Middle College’s biology teacher, Susan Groff, along with a team of Global Studies students, conducted a food waste survey last year where they collected food from trash cans for one day and counted how much was wasted. This table shows how much food of each category was collected from the trash cans and how much of it was wasted, according to their data:

As shown by this data, it is clear that Middle College Students are throwing away a considerable amount of food, and especially so their drinks. These numbers put our food waste into a better perspective as they show that we waste almost 18 percent of our food items and about 25 percent of our drinks on a typical day. These numbers may vary by 5 percent or so.

Although these numbers may seem frightening, it turns out that Middle College actually does a pretty good job at not wasting food, especially compared to larger high schools and the rest of the United States, which wastes 40% of food, according to Ms. Groff. As for schools, according to Nieto, who has worked in the cafeterias of large high schools in the district, schools with thousands of students have to order a lot of excess food to compensate for the general student body as well as those who get a second lunch. This means that over a hundred or more meals can be wasted every day. In Nieto’s opinion, we do not waste as much as other schools, even in proportionality. However, food waste as a percentage was not able to be obtained for comparison to larger high schools. Our principal, Mr. Voight, agreed with him on this matter as he has observed that we don’t waste as much as other schools. However, there is a lot that we can do in order to waste less food as we still do waste a considerable amount.

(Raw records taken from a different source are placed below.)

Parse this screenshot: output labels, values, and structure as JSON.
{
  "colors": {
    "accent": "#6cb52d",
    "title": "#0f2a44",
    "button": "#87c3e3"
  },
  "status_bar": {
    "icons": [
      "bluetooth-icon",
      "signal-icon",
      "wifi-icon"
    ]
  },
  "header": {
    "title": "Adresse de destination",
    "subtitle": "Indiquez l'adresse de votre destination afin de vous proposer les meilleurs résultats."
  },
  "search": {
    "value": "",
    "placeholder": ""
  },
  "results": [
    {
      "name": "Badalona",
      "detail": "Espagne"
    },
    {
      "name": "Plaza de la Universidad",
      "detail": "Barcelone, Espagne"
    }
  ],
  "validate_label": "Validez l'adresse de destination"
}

A large issue that Nieto brought up is that Nutrition Services, our provider of lunches, rarely if ever asks students what they like and what they don’t like. On the Nutrition Services website, they claim they “make student focused decisions” as one of their core values. However, Nieto made a point that nutrition never polls the students and asks them what they like and dislike. Nieto also understands that “It’s hard for nutrition, for us, to please every other kid,” but it would definitely make a difference if student opinions were polled and taken into account when putting together lunch menus. This is significant as students may take a lunch they don’t necessarily like and throw it away just so they can eat a fruit or drink a juice or vice-versa. To add on to this point, Mr. Voight claimed that “we force people to take what they don’t necessarily like, and that’s part of the problem.” As far as a solution goes, Mr. Voight brought up the idea of having a table where students can leave unwanted food for other students, who may not have food at home, to take the food with them. Legally, the school isn’t allowed to give leftovers directly to students, but students giving food to other students is fair game. Mrs. Groff and her team of Eco Club students had a similar idea last year, but it never got off the ground.

Something definitely has to be done about food waste on campus, whatever that may be. As a small school, it is so much easier for us to cut back on waste and make sure that our student body is aware that we throw away too much food that can serve other purposes.